- Mark Wilson/Getty Images
One of the two White House aides who helped provide classified intelligence reports to the House Intelligence Committee chairman, according to a Thursday New York Times report, was told days earlier by National Security Adviser H.R. McMaster that he would be removed from his job on the National Security Council.
But President Donald Trump intervened to keep the aide, Ezra Cohen-Watnick, in place, according to a March 14 Politico report. Cohen-Watnick is the senior director for intelligence at the NSC.
McMaster decided after weeks of pressure from CIA officials who were unsure of the operative to move Cohen-Watnick to another job, according to Politico. Cohen-Watnick appealed the decision to White House Chief Strategist Steve Bannon and senior adviser Jared Kushner, two men he became close with during the transition.
Bannon and Kushner then presented his case to Trump, who overruled McMaster, Politico reported.
Cohen-Watnick had worked for Michael Flynn, the ousted national security adviser whom McMaster replaced, when Flynn was in charge of the Defense Intelligence Agency.
According to The Times, Cohen-Watnick began reviewing the highly classified reports shortly after Trump made his unfounded claim on Twitter in early March that President Barack Obama had wiretapped Trump Tower.
A week after the Politico story was published, the House Intelligence Committee chairman, Devin Nunes, went on White House grounds to view the intelligence reports that he brought to the attention of the press and the president on March 22.
Nunes said the intelligence he was shown proved that information about members of Trump’s transition team, and possibly the president himself, was “incidentally collected” by the intelligence community on “numerous occasions” during the transition period.
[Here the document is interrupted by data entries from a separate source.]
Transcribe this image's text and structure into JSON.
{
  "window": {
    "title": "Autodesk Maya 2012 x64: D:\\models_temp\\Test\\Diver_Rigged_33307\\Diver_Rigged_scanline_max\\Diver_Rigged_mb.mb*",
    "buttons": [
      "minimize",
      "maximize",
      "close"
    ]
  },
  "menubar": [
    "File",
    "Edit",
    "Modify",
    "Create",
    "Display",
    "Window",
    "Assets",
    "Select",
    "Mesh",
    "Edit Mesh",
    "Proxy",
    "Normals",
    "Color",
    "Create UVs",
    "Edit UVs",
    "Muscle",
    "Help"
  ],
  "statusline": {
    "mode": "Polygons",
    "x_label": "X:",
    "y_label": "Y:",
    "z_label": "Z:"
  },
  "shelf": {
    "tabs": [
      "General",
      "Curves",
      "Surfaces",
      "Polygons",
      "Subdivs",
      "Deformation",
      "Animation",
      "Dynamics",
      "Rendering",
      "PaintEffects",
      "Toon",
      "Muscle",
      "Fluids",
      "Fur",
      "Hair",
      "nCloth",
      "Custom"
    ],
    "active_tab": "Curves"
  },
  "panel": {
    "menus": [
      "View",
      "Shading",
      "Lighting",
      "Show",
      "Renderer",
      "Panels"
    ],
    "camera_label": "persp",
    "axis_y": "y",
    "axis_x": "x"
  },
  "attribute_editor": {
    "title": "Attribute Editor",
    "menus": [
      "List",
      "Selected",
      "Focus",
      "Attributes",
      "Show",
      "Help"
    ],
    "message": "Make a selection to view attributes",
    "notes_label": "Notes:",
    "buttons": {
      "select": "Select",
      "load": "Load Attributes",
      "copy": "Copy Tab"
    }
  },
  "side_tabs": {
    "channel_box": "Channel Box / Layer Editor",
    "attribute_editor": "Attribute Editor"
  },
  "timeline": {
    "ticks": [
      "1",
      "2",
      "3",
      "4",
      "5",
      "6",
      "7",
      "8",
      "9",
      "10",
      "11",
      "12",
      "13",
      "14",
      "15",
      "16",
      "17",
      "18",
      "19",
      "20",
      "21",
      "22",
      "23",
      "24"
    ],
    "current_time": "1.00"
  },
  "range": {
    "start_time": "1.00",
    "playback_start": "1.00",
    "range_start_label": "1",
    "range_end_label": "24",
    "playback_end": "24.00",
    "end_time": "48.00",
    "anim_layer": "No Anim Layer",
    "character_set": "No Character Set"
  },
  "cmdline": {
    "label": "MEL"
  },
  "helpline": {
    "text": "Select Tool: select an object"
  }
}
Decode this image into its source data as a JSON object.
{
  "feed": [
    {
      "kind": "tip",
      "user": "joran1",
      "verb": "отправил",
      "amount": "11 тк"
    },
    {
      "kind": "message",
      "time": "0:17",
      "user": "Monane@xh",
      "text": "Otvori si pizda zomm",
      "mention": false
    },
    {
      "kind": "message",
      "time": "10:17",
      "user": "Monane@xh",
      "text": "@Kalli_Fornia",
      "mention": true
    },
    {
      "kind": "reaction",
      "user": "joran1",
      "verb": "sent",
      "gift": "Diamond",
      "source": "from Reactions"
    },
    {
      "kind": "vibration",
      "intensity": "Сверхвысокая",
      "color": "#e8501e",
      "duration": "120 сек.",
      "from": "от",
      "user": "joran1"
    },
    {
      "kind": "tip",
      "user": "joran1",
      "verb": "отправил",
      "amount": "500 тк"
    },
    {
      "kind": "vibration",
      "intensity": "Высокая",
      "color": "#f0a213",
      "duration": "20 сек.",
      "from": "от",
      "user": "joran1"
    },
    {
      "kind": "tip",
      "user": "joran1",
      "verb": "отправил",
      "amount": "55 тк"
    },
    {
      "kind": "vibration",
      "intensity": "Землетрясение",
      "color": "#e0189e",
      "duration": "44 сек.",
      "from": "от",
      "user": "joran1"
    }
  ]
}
The intelligence showed that Trump was “monitored,” he said.
Nunes, who was a member of the transition team, added that he believed the intelligence was legally obtained under the Foreign Intelligence Surveillance Act and was not related to the FBI’s investigation into Russian meddling in last year’s presidential election – which, he said, made it fair to share with the president.
Nunes’ committee is also investigating Russia’s involvement in the election, and the chairman did not brief his fellow members on the intelligence reports before holding the press conference and meeting with the president.
- AP Photo/J. Scott Applewhite
Trump said the information Nunes provided him “somewhat” vindicated his claim that he was surveilled by Obama’s administration.
Nunes’ first press conference on the intelligence came two days after FBI Director James Comey testified to the House Intelligence Committee that the bureau was looking into whether the Trump campaign colluded with Russian officials to affect the outcome of the election.
Several Democrats, and even a Republican legislator, have called on Nunes to recuse himself from the House committee’s investigation. Nunes has repeatedly insisted that the events of the past week were not part of a coordinated effort between himself and the White House.
White House press secretary Sean Spicer on Thursday did not confirm or deny the Times report.
“We’re not as obsessed with the process as with the substance,” Spicer said during the press briefing.